A magnitude 6.5 earthquake struck central Botswana on Monday, 3 April 2017 at 7h40pm, the largest to occur on this con-tinent in 11 years. The location was unusual as most large tectonic quakes in southern Africa are closely associated with the East African Rift System, an extension failure zone stretching from Djibouti by the Red Sea all the way to southern Mozambique. The key words here are ‘most tectonic’: the most seismically active regions in Africa are the gold mining dis-tricts along the edge of the Witwatersrand Basin, but these events are associated with mining and not with plate tectonics.


With an estimated depth of 29km, the source of the M6.5 tremor is not related to either mining or even fracking, as was guessed by some fake-news articles on the internet. It is simply too deep to be influenced by human activity. And, with 25 global seismic stations having recorded the quake, the source location is too accurate to allow for much uncertainty (see wave paths in Figure 1 below).

Thanks to the high data quality, seismologists were able to invert the source mechanism: normal slip failure with either shallow dip towards ENE or a steep dip towards WSW (see the beach ball symbol in Figures 1 and 2 below)., We cannot be sure which one occurs, as there are always two possible solutions to the model commonly used to determine the failure mechanism from incident wave patterns.



The tremor location was distant from towns and major civil infrastructure, being approximately 130km from Moijabane, cen-tral Botswana. In Serowe, the closest settlement, residents reported ‘it was shaking heavily, the light bulbs were shaking, the windows almost cracked’; in Gaborone, ‘windows rattled like mad’ and, at least one person has ‘neva been so scared in my life.’ Others reported strong shaking for several seconds, plates and vases falling off shelves, and some people evacuating houses.

In the Johannesburg CBD, where seismic waves arrived around 4 minutes later, high-rise buildings swayed for 10–15 sec-onds, couches were shifting and dogs ‘went mad’. However, no structural failures were reported and no significant injuries were reported to persons (or pets!). Shaking, or at least notable vibrations, were felt as far away as Knysna and Walvis Bay.

These eyewitness reports allow for the compilation of a Modified Mercalli Intensity (MMI) map, which is based on the effect an earthquake has on its environment. Obviously, the greater the distance to the source, the lower is the MMI. Mercalli in-tensity is complementary to the Richter scale, which is a measure of the source strength. Richter Magnitude is fixed and does not change with distance.

Interestingly, the slip duration was around ten seconds and the energy release profile shows changes over time, which indi-cates that varying amounts of strain energy were released until the failure process terminated and the slip surface locked up again and stabilised (see source time function in Figure 3 below). The seismograms also show a number of small slips prior to the main rupture, i.e. rupture was probably initiated on a small scale and then escalated from there (see Figure 4 below).

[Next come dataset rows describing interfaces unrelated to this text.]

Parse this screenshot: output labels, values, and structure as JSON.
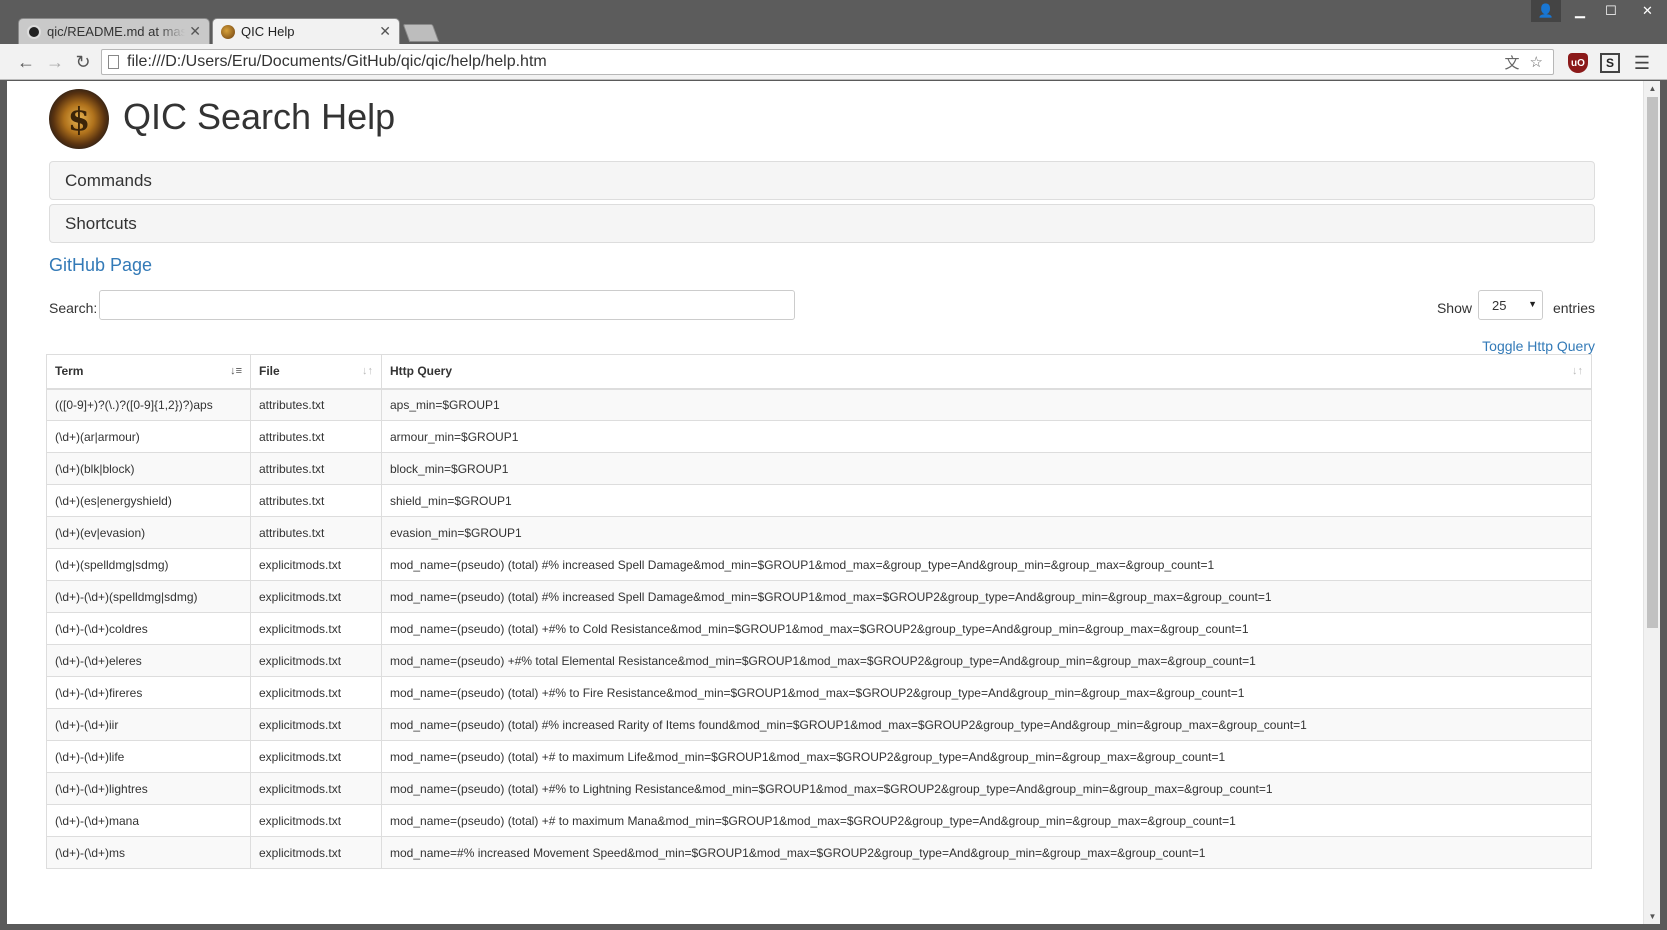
{
  "browser": {
    "tabs": [
      {
        "label": "qic/README.md at master",
        "icon": "github-icon",
        "active": false
      },
      {
        "label": "QIC Help",
        "icon": "qic-favicon",
        "active": true
      }
    ],
    "tab_close_glyph": "✕",
    "url": "file:///D:/Users/Eru/Documents/GitHub/qic/qic/help/help.htm",
    "window_controls": {
      "minimize": "▁",
      "maximize": "☐",
      "close": "✕",
      "user": "👤"
    },
    "nav": {
      "back": "←",
      "forward": "→",
      "reload": "↻"
    },
    "omnibox_icons": {
      "translate": "文",
      "star": "☆"
    },
    "extensions": {
      "ublock": "uO",
      "s_ext": "S",
      "menu": "☰"
    }
  },
  "page": {
    "title": "QIC Search Help",
    "logo_glyph": "$",
    "panels": [
      "Commands",
      "Shortcuts"
    ],
    "github_link": "GitHub Page",
    "search_label": "Search:",
    "search_value": "",
    "show_label": "Show",
    "entries_value": "25",
    "entries_label": "entries",
    "toggle_link": "Toggle Http Query"
  },
  "table": {
    "headers": [
      "Term",
      "File",
      "Http Query"
    ],
    "sort_active": "Term",
    "rows": [
      [
        "(([0-9]+)?(\\.)?([0-9]{1,2})?)aps",
        "attributes.txt",
        "aps_min=$GROUP1"
      ],
      [
        "(\\d+)(ar|armour)",
        "attributes.txt",
        "armour_min=$GROUP1"
      ],
      [
        "(\\d+)(blk|block)",
        "attributes.txt",
        "block_min=$GROUP1"
      ],
      [
        "(\\d+)(es|energyshield)",
        "attributes.txt",
        "shield_min=$GROUP1"
      ],
      [
        "(\\d+)(ev|evasion)",
        "attributes.txt",
        "evasion_min=$GROUP1"
      ],
      [
        "(\\d+)(spelldmg|sdmg)",
        "explicitmods.txt",
        "mod_name=(pseudo) (total) #% increased Spell Damage&mod_min=$GROUP1&mod_max=&group_type=And&group_min=&group_max=&group_count=1"
      ],
      [
        "(\\d+)-(\\d+)(spelldmg|sdmg)",
        "explicitmods.txt",
        "mod_name=(pseudo) (total) #% increased Spell Damage&mod_min=$GROUP1&mod_max=$GROUP2&group_type=And&group_min=&group_max=&group_count=1"
      ],
      [
        "(\\d+)-(\\d+)coldres",
        "explicitmods.txt",
        "mod_name=(pseudo) (total) +#% to Cold Resistance&mod_min=$GROUP1&mod_max=$GROUP2&group_type=And&group_min=&group_max=&group_count=1"
      ],
      [
        "(\\d+)-(\\d+)eleres",
        "explicitmods.txt",
        "mod_name=(pseudo) +#% total Elemental Resistance&mod_min=$GROUP1&mod_max=$GROUP2&group_type=And&group_min=&group_max=&group_count=1"
      ],
      [
        "(\\d+)-(\\d+)fireres",
        "explicitmods.txt",
        "mod_name=(pseudo) (total) +#% to Fire Resistance&mod_min=$GROUP1&mod_max=$GROUP2&group_type=And&group_min=&group_max=&group_count=1"
      ],
      [
        "(\\d+)-(\\d+)iir",
        "explicitmods.txt",
        "mod_name=(pseudo) (total) #% increased Rarity of Items found&mod_min=$GROUP1&mod_max=$GROUP2&group_type=And&group_min=&group_max=&group_count=1"
      ],
      [
        "(\\d+)-(\\d+)life",
        "explicitmods.txt",
        "mod_name=(pseudo) (total) +# to maximum Life&mod_min=$GROUP1&mod_max=$GROUP2&group_type=And&group_min=&group_max=&group_count=1"
      ],
      [
        "(\\d+)-(\\d+)lightres",
        "explicitmods.txt",
        "mod_name=(pseudo) (total) +#% to Lightning Resistance&mod_min=$GROUP1&mod_max=$GROUP2&group_type=And&group_min=&group_max=&group_count=1"
      ],
      [
        "(\\d+)-(\\d+)mana",
        "explicitmods.txt",
        "mod_name=(pseudo) (total) +# to maximum Mana&mod_min=$GROUP1&mod_max=$GROUP2&group_type=And&group_min=&group_max=&group_count=1"
      ],
      [
        "(\\d+)-(\\d+)ms",
        "explicitmods.txt",
        "mod_name=#% increased Movement Speed&mod_min=$GROUP1&mod_max=$GROUP2&group_type=And&group_min=&group_max=&group_count=1"
      ]
    ]
  }
}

Amazing what you can learn from seismic data … and unless you are a mine seismologist, you don’t even have to go down there!

Sources: geoscope.ipgp.fr, sphicks.weebly.com, earthquake-report.com, www.chronicle.co.zw

by F.Essrich